■ PROBLEM DETAILS: In the entries below, count the lines that include the word "playback" and reply with the number alone.

■ Page and application data records:
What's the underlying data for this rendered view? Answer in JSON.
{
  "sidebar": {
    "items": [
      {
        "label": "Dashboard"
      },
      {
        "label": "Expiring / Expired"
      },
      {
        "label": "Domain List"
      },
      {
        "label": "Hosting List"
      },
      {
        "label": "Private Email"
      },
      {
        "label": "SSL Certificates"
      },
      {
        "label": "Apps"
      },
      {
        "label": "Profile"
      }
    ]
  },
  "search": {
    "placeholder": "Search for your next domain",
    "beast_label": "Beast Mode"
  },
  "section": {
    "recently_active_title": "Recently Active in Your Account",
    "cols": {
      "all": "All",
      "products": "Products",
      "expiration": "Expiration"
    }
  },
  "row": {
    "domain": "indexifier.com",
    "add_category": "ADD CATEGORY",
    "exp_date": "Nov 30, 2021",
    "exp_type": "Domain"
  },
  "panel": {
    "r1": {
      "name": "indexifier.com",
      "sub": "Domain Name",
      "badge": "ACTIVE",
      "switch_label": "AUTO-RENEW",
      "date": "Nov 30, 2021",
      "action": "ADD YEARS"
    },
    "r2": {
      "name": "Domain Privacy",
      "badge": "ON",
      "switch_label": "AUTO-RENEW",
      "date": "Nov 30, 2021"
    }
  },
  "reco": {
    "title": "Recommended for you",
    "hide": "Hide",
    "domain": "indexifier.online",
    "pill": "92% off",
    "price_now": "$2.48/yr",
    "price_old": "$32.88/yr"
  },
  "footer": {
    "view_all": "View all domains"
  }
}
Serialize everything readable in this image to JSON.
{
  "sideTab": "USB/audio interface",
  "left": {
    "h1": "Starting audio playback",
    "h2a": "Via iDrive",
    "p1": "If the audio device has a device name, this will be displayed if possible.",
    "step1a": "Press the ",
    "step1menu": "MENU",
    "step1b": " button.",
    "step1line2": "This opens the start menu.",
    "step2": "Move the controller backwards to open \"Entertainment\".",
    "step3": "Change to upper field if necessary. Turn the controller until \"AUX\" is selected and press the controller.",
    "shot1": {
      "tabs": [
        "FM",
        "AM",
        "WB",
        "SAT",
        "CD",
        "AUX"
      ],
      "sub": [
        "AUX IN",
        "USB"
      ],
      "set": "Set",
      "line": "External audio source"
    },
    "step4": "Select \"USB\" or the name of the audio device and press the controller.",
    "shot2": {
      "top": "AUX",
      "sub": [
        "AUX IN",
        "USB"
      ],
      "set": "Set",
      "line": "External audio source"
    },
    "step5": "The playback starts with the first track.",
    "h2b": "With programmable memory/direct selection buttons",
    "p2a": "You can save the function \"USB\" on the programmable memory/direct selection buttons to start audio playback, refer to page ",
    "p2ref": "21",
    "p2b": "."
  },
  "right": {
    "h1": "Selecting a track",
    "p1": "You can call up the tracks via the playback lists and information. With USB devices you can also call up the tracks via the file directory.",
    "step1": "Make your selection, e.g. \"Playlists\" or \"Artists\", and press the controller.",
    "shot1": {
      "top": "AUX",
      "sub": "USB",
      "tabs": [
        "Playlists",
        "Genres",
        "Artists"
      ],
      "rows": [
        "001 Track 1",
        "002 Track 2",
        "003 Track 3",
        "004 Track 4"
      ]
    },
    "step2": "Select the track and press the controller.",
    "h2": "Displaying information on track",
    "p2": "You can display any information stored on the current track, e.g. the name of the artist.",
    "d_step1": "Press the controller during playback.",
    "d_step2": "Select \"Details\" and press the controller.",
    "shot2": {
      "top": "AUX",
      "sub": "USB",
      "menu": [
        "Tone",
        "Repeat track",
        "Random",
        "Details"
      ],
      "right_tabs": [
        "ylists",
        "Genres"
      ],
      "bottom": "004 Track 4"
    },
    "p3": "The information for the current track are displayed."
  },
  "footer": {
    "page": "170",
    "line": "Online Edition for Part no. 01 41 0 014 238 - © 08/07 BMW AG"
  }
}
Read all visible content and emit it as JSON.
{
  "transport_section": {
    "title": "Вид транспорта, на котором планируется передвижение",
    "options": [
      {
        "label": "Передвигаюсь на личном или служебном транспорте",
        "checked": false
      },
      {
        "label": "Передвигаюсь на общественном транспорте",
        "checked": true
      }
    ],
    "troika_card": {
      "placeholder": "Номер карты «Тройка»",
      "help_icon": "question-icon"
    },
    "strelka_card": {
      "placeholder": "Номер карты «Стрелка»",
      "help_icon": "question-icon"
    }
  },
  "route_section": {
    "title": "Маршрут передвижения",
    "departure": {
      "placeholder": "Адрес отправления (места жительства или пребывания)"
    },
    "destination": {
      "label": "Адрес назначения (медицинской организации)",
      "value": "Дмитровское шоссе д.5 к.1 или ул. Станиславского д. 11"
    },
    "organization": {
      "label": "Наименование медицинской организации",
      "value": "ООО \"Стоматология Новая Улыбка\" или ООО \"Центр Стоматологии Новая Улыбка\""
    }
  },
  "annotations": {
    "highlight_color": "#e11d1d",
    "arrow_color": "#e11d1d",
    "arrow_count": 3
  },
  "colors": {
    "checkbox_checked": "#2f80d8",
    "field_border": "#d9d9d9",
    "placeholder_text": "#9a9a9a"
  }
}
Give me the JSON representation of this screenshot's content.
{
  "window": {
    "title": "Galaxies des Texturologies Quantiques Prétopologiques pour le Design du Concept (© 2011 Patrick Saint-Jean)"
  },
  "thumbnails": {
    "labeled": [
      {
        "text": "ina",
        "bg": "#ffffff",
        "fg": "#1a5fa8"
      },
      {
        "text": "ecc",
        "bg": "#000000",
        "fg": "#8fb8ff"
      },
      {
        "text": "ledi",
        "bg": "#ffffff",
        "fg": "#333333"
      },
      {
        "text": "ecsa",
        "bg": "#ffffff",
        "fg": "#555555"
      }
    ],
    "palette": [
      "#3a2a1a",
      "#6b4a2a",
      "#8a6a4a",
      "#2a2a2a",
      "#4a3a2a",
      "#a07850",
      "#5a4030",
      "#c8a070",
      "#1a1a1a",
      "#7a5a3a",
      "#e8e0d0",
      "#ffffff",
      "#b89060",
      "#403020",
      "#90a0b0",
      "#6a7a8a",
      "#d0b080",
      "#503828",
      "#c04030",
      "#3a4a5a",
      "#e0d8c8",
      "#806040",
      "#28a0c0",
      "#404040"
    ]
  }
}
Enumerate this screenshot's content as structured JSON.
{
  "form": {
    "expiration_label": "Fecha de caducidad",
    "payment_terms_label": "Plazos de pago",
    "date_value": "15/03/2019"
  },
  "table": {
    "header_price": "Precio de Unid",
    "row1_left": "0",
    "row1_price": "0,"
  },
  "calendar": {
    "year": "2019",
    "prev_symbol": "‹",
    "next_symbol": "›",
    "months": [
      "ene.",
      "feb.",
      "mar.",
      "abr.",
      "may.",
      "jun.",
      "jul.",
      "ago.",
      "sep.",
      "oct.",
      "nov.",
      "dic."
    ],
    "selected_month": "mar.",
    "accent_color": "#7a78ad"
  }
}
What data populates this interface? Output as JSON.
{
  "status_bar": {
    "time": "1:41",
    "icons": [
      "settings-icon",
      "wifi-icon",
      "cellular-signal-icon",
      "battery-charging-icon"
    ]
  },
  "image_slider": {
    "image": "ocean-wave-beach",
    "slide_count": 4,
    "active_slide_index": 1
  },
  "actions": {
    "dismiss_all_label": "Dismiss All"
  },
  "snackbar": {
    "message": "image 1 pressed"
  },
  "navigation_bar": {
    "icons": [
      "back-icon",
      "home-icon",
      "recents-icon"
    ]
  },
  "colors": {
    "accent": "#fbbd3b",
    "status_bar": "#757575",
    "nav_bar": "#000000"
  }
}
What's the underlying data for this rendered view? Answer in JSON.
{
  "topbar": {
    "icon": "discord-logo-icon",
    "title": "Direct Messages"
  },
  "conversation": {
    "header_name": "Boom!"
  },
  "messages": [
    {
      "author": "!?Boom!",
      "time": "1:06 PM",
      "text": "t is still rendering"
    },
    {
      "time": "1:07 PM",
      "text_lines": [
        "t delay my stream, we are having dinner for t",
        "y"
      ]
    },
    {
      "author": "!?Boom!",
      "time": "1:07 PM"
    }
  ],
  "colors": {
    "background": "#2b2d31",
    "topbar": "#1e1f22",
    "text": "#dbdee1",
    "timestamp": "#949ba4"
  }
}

■ ANSWER FOR THIS EXERCISE: 5